Work required:
The lines below, from the one holding "Decode this image" through the final line, are to be copied exactly, with no other lines and no pictures.
┄┄┄┄┄┄┄┄┄┄┄┄┄┄┄┄┄┄┄┄
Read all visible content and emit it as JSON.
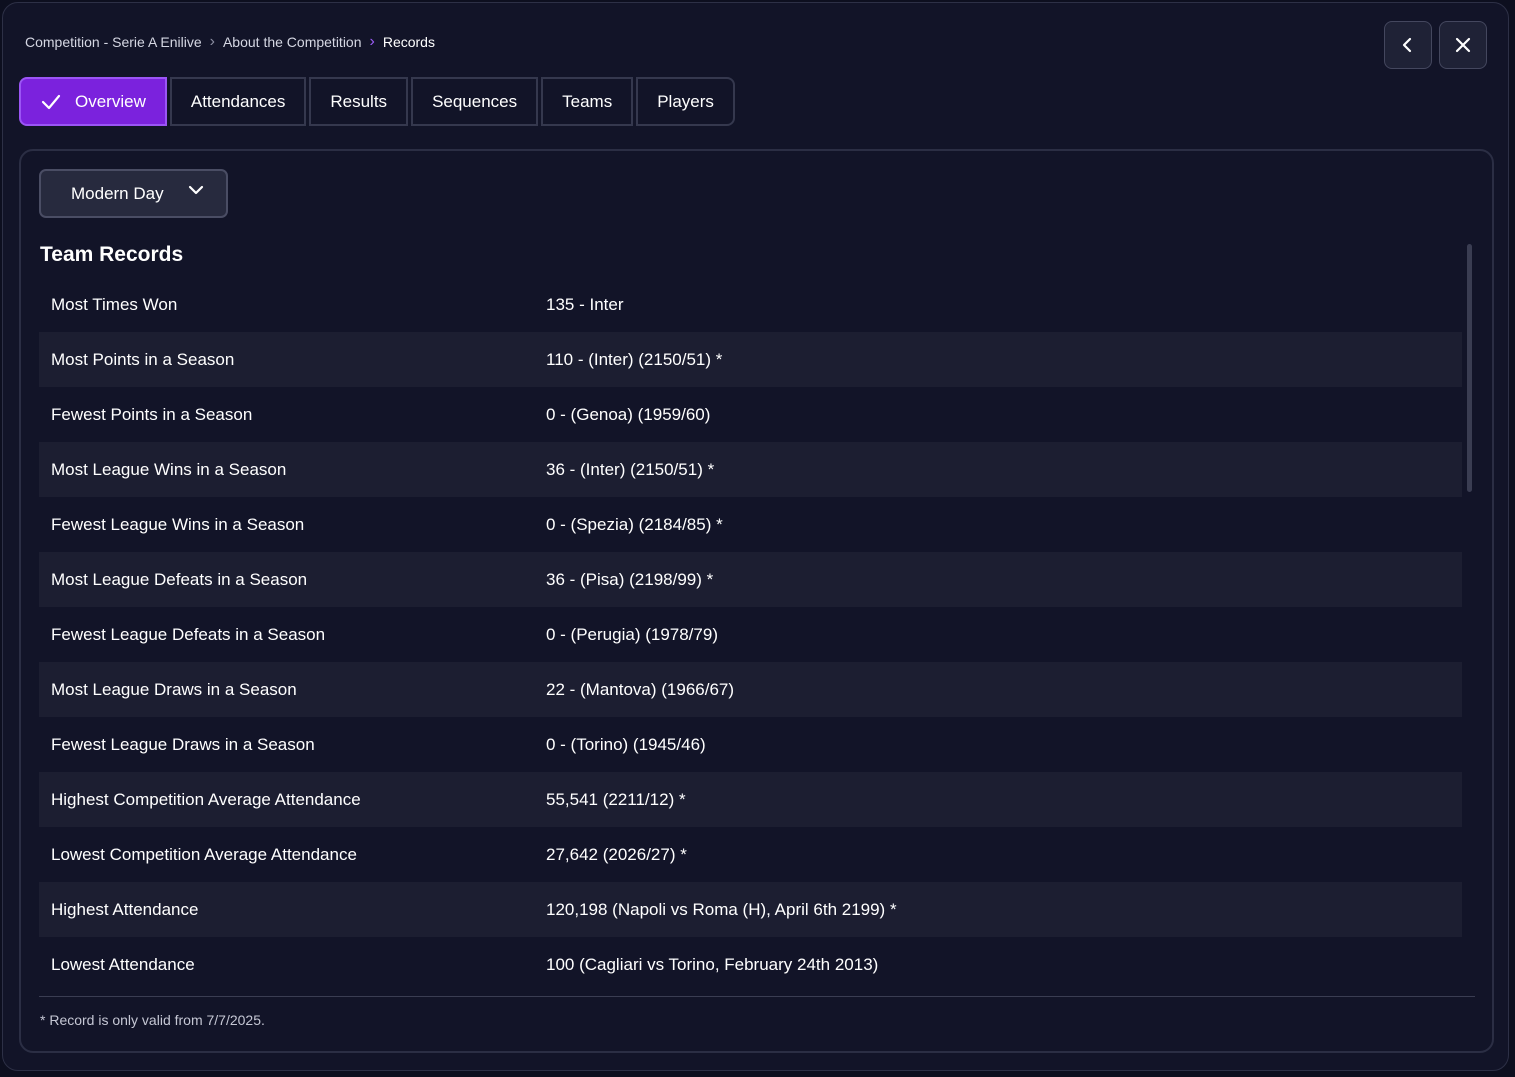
{
  "breadcrumb": {
    "items": [
      "Competition - Serie A Enilive",
      "About the Competition",
      "Records"
    ]
  },
  "nav": {
    "back_icon": "chevron-left-icon",
    "close_icon": "close-icon"
  },
  "tabs": [
    {
      "label": "Overview",
      "active": true
    },
    {
      "label": "Attendances"
    },
    {
      "label": "Results"
    },
    {
      "label": "Sequences"
    },
    {
      "label": "Teams"
    },
    {
      "label": "Players"
    }
  ],
  "filter": {
    "selected": "Modern Day"
  },
  "section_title": "Team Records",
  "records": [
    {
      "label": "Most Times Won",
      "value": "135 - Inter"
    },
    {
      "label": "Most Points in a Season",
      "value": "110 - (Inter) (2150/51) *"
    },
    {
      "label": "Fewest Points in a Season",
      "value": "0 - (Genoa) (1959/60)"
    },
    {
      "label": "Most League Wins in a Season",
      "value": "36 - (Inter) (2150/51) *"
    },
    {
      "label": "Fewest League Wins in a Season",
      "value": "0 - (Spezia) (2184/85) *"
    },
    {
      "label": "Most League Defeats in a Season",
      "value": "36 - (Pisa) (2198/99) *"
    },
    {
      "label": "Fewest League Defeats in a Season",
      "value": "0 - (Perugia) (1978/79)"
    },
    {
      "label": "Most League Draws in a Season",
      "value": "22 - (Mantova) (1966/67)"
    },
    {
      "label": "Fewest League Draws in a Season",
      "value": "0 - (Torino) (1945/46)"
    },
    {
      "label": "Highest Competition Average Attendance",
      "value": "55,541 (2211/12) *"
    },
    {
      "label": "Lowest Competition Average Attendance",
      "value": "27,642 (2026/27) *"
    },
    {
      "label": "Highest Attendance",
      "value": "120,198 (Napoli vs Roma (H), April 6th 2199) *"
    },
    {
      "label": "Lowest Attendance",
      "value": "100 (Cagliari vs Torino, February 24th 2013)"
    }
  ],
  "footnote": "* Record is only valid from 7/7/2025.",
  "colors": {
    "accent": "#7b22dd",
    "background": "#121428"
  }
}
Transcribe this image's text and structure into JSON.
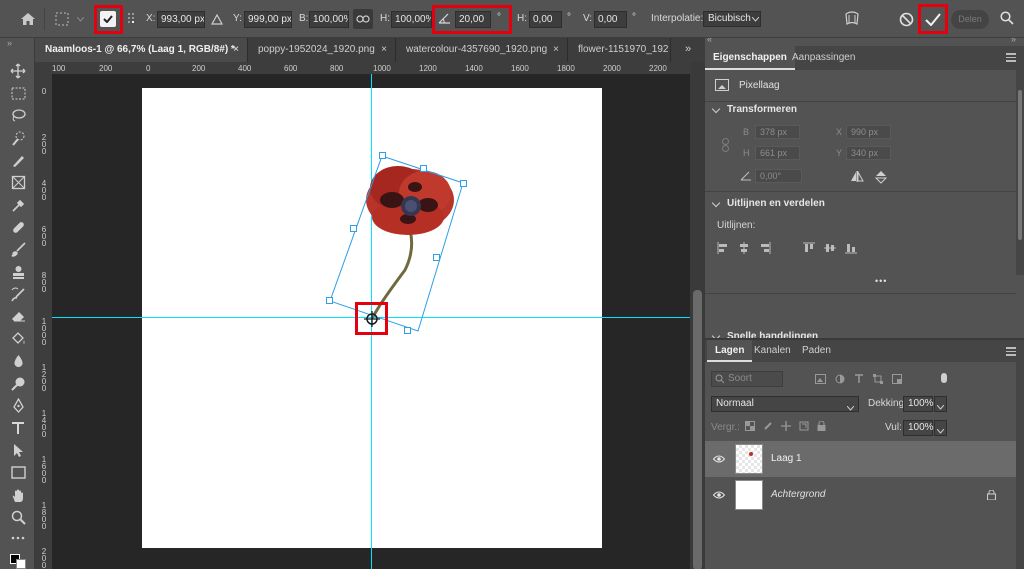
{
  "toolbar_top": {
    "home_icon": "home-icon",
    "x_label": "X:",
    "x_value": "993,00 px",
    "y_label": "Y:",
    "y_value": "999,00 px",
    "w_label": "B:",
    "w_value": "100,00%",
    "h_label": "H:",
    "h_value": "100,00%",
    "angle_value": "20,00",
    "angle_unit": "°",
    "hskew_label": "H:",
    "hskew_value": "0,00",
    "hskew_unit": "°",
    "vskew_label": "V:",
    "vskew_value": "0,00",
    "vskew_unit": "°",
    "interp_label": "Interpolatie:",
    "interp_value": "Bicubisch",
    "share_label": "Delen"
  },
  "tabs": [
    {
      "label": "Naamloos-1 @ 66,7% (Laag 1, RGB/8#) *",
      "close": "×"
    },
    {
      "label": "poppy-1952024_1920.png",
      "close": "×"
    },
    {
      "label": "watercolour-4357690_1920.png",
      "close": "×"
    },
    {
      "label": "flower-1151970_192",
      "close": ""
    }
  ],
  "tabs_more": "»",
  "ruler": {
    "h_ticks": [
      "100",
      "200",
      "0",
      "200",
      "400",
      "600",
      "800",
      "1000",
      "1200",
      "1400",
      "1600",
      "1800",
      "2000",
      "2200"
    ],
    "v_ticks": [
      "0",
      "200",
      "400",
      "600",
      "800",
      "1000",
      "1200",
      "1400",
      "1600",
      "1800",
      "2000"
    ]
  },
  "panel": {
    "tabs": [
      "Eigenschappen",
      "Aanpassingen"
    ],
    "layer_kind": "Pixellaag",
    "transform_title": "Transformeren",
    "b_label": "B",
    "b_value": "378 px",
    "x_label": "X",
    "x_value": "990 px",
    "h_label": "H",
    "h_value": "661 px",
    "y_label": "Y",
    "y_value": "340 px",
    "angle_value": "0,00°",
    "align_title": "Uitlijnen en verdelen",
    "align_sub": "Uitlijnen:",
    "more_dots": "•••",
    "quick_title": "Snelle handelingen"
  },
  "layers": {
    "tabs": [
      "Lagen",
      "Kanalen",
      "Paden"
    ],
    "search_placeholder": "Soort",
    "blend_mode": "Normaal",
    "opacity_label": "Dekking:",
    "opacity_value": "100%",
    "lock_label": "Vergr.:",
    "fill_label": "Vul:",
    "fill_value": "100%",
    "items": [
      {
        "name": "Laag 1"
      },
      {
        "name": "Achtergrond"
      }
    ]
  },
  "colors": {
    "highlight": "#e3000f",
    "guide": "#00e5ff",
    "transform_box": "#2b9fe8"
  }
}
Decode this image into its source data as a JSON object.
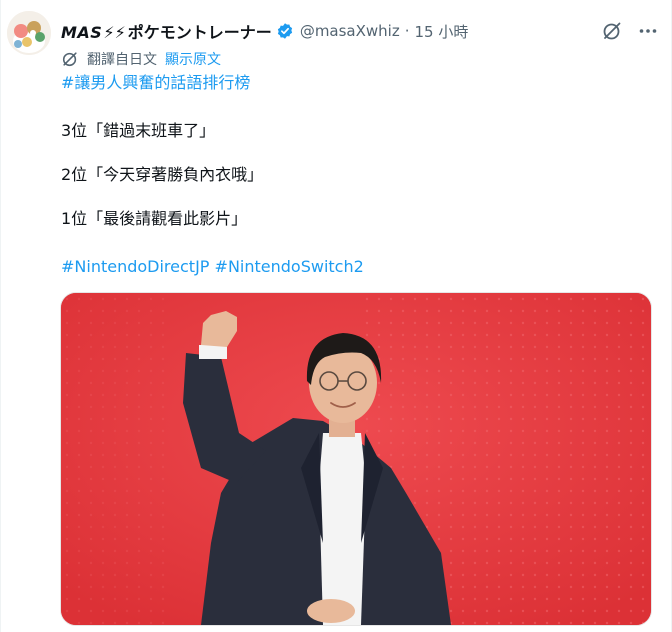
{
  "author": {
    "display_name_latin": "MAS",
    "display_name_bolt": "⚡⚡",
    "display_name_jp": "ポケモントレーナー",
    "handle": "@masaXwhiz",
    "separator": "·",
    "time": "15 小時"
  },
  "translation": {
    "translated_from": "翻譯自日文",
    "show_original": "顯示原文"
  },
  "tweet": {
    "hashtag_title": "#讓男人興奮的話語排行榜",
    "rank3": "3位「錯過末班車了」",
    "rank2": "2位「今天穿著勝負內衣哦」",
    "rank1": "1位「最後請觀看此影片」",
    "hashtag_1": "#NintendoDirectJP",
    "hashtag_2": "#NintendoSwitch2"
  },
  "icons": {
    "verified": "verified-badge-icon",
    "grok": "grok-icon",
    "more": "more-icon",
    "translate": "translate-icon"
  },
  "colors": {
    "accent": "#1d9bf0",
    "media_background": "#e63a3e"
  }
}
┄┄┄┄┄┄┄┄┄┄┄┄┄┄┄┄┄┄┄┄
Answer box:
Decode this image into its source data as a JSON object.
{
  "author": {
    "display_name_latin": "MAS",
    "display_name_bolt": "⚡⚡",
    "display_name_jp": "ポケモントレーナー",
    "handle": "@masaXwhiz",
    "separator": "·",
    "time": "15 小時"
  },
  "translation": {
    "translated_from": "翻譯自日文",
    "show_original": "顯示原文"
  },
  "tweet": {
    "hashtag_title": "#讓男人興奮的話語排行榜",
    "rank3": "3位「錯過末班車了」",
    "rank2": "2位「今天穿著勝負內衣哦」",
    "rank1": "1位「最後請觀看此影片」",
    "hashtag_1": "#NintendoDirectJP",
    "hashtag_2": "#NintendoSwitch2"
  },
  "icons": {
    "verified": "verified-badge-icon",
    "grok": "grok-icon",
    "more": "more-icon",
    "translate": "translate-icon"
  },
  "colors": {
    "accent": "#1d9bf0",
    "media_background": "#e63a3e"
  }
}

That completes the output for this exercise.